- An individual abuses drugs rather than going to work or school, or instead of participating in other important events and areas of his or her life
- An individual is unable to adequately care for himself, his family or his responsibilities
- An individual spends the great majority of her time seeking drugs, abusing them, and recovering from the use of the drugs
- An individual is unable to stop abusing a drug even if he or she would like to
- An individual is unable to control how much morphine or other drugs he or she consumes, even when the intent is to only use “a little”
- An individual suffers from withdrawal symptoms (known as dope-sickness) when he or she is unable to obtain and abuse morphine
Treatment for Morphine Addiction Works
Because addiction is a chronic disease that affects how people think and feel about themselves, as well as their ability to make informed, rational decisions, treatment is often necessary in order to stop abusing drugs. There are several types of treatment available for morphine addiction.
Treatment options can be broken down in two main categories: inpatient and outpatient services.
Outpatient services include visiting with a private therapist or counselor or treatment in an intensive outpatient program for drug or alcohol addiction. According to the experts, however, participation in outpatient programs accounted for the least number of individuals who successfully completed a treatment program. On the other hand, participation in residential treatment programs of various types accounted for the top three highest completion rates. Individuals who take part in residential programs finish treatment more often, plain and simple.
- The ability to concentrate 100 percent of one’s time, energy and attention on healing

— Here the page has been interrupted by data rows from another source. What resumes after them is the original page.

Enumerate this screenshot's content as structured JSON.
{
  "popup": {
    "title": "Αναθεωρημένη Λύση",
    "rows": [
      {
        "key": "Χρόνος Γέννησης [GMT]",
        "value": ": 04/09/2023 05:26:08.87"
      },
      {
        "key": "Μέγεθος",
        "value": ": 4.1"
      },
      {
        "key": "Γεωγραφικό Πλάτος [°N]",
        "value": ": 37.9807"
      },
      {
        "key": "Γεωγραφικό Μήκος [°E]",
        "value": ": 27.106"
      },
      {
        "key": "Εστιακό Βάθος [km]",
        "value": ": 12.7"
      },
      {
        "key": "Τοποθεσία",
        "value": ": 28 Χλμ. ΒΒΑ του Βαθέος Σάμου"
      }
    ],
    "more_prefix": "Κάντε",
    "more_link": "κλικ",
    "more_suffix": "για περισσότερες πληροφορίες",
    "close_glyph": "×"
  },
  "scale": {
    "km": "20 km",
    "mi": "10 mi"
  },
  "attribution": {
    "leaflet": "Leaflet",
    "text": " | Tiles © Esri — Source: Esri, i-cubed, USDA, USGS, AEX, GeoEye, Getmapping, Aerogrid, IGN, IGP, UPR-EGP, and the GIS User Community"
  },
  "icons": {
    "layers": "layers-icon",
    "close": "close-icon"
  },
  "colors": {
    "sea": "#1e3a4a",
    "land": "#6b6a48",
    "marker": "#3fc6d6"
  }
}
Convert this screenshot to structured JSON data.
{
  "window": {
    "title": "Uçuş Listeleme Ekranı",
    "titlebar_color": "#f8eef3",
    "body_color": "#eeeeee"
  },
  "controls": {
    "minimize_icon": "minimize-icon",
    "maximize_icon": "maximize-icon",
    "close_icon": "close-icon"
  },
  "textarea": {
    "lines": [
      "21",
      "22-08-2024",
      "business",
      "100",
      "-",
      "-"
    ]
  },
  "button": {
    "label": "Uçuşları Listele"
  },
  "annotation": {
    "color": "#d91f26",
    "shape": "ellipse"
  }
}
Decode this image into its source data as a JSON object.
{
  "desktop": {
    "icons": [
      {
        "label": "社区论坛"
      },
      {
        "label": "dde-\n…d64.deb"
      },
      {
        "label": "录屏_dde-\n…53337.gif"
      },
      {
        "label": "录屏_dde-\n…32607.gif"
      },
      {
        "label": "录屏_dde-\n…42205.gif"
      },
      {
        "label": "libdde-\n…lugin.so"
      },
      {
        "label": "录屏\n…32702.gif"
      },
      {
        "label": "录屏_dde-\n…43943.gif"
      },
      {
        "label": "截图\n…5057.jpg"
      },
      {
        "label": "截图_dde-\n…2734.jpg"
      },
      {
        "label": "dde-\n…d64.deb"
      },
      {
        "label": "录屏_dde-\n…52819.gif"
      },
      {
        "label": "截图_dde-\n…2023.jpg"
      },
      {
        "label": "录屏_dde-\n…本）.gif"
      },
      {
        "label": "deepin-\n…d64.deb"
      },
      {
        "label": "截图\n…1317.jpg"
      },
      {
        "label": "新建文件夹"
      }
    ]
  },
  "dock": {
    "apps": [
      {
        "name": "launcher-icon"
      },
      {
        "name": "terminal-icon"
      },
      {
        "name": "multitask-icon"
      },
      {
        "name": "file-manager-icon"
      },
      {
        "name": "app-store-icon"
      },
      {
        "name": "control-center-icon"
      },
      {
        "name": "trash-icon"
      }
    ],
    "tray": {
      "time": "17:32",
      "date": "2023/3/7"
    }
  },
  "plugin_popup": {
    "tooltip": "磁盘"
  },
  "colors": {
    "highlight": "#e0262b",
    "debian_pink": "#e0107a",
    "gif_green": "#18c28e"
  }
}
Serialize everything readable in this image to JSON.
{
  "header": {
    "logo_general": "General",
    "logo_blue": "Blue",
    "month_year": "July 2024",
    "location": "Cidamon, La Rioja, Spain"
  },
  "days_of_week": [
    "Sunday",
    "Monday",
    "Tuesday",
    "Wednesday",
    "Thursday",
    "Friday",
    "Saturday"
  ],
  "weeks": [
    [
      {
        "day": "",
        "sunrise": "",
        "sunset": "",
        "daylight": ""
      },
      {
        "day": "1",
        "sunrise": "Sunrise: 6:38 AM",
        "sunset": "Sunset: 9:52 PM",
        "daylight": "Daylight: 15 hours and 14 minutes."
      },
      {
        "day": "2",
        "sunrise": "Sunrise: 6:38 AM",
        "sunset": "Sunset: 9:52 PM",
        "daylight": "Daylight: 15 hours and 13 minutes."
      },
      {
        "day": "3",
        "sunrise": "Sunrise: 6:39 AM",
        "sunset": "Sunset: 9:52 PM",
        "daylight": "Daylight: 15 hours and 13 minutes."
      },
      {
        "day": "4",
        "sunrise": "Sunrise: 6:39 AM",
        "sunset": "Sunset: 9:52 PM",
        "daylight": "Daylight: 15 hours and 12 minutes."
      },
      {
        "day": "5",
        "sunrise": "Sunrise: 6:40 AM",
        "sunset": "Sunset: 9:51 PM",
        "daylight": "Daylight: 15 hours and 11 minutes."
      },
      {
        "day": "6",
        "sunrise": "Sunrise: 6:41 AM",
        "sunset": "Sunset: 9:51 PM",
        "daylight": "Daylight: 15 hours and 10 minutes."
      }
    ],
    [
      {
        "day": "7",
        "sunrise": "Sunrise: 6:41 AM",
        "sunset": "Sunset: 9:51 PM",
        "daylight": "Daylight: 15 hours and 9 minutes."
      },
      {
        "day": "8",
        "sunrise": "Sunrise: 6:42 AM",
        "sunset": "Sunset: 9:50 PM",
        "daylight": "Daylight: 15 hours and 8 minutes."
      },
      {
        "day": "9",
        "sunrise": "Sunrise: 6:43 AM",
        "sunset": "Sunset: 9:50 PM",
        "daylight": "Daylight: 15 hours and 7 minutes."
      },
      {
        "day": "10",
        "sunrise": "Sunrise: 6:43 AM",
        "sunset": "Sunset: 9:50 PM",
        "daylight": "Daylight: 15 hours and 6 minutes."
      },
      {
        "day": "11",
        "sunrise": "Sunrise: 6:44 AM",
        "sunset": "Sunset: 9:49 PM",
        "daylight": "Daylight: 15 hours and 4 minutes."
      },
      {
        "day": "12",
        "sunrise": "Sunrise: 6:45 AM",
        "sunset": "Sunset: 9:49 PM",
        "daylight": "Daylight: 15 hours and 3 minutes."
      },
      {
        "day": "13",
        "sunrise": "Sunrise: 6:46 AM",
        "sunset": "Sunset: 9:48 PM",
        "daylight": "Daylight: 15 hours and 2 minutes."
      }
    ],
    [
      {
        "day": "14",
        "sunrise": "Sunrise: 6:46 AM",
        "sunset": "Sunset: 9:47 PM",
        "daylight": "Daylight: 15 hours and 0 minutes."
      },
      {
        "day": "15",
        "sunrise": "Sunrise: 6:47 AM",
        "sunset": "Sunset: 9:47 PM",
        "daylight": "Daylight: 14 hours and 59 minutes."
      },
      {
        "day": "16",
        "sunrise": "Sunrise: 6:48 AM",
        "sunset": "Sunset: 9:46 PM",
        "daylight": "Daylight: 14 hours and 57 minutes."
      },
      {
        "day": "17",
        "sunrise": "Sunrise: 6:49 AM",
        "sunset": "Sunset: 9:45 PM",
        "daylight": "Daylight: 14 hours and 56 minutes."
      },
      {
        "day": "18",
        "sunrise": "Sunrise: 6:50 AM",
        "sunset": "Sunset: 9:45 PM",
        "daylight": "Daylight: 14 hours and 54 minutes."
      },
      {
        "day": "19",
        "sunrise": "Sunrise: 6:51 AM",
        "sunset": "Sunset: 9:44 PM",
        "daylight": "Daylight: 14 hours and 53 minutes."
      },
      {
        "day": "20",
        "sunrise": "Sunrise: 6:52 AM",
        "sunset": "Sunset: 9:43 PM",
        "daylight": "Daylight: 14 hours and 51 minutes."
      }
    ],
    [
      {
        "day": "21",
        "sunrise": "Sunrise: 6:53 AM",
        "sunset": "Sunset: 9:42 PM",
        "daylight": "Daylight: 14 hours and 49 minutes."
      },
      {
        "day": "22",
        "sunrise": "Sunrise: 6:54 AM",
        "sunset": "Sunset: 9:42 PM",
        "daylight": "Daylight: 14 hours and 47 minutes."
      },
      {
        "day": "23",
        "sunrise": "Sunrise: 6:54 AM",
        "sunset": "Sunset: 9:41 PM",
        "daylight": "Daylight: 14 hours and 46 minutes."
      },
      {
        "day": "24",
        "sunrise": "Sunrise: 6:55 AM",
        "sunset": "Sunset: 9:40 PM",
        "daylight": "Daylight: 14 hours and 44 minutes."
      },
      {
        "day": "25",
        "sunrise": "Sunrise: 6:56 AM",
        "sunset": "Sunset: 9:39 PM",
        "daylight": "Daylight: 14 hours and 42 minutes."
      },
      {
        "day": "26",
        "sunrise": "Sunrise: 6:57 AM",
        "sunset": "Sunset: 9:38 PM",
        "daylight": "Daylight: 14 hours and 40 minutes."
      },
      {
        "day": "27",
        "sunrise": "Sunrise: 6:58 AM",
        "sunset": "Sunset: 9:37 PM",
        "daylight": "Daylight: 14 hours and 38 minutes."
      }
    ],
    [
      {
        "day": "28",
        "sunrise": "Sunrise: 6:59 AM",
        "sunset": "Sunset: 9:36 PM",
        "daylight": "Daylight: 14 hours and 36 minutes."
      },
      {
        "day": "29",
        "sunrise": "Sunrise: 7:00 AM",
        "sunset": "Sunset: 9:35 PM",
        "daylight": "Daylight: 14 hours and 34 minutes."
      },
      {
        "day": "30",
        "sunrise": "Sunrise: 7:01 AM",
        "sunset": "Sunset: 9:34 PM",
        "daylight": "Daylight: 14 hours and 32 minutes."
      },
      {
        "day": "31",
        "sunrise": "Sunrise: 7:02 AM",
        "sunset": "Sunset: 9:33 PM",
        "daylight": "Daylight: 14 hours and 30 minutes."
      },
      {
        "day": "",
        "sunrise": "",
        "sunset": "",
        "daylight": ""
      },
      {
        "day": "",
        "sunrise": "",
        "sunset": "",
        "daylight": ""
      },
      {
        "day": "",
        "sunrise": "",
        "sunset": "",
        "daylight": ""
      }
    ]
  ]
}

- Fewer distractions that may lead to relapse, including the availability of dangerous drugs
- A relaxing and pleasant environment that can reduce the stress associated with recovery
- Medical supervision and treatment when necessary for withdrawal symptom management
- Dedicated, highly trained and experienced staff members with the compassion to help
- Access to complementary and alternative treatments that can assist throughout the recovery process and into one’s new, sober lifestyle
Finding the right treatment center that can provide the specialized and personalized services that you need to overcome morphine addiction, or to help a family member recover their health and peace of mind, is an important factor in getting the treatment needed. To find out more about how Futures of Palm Beach can help you and your family through this challenging time, please call today.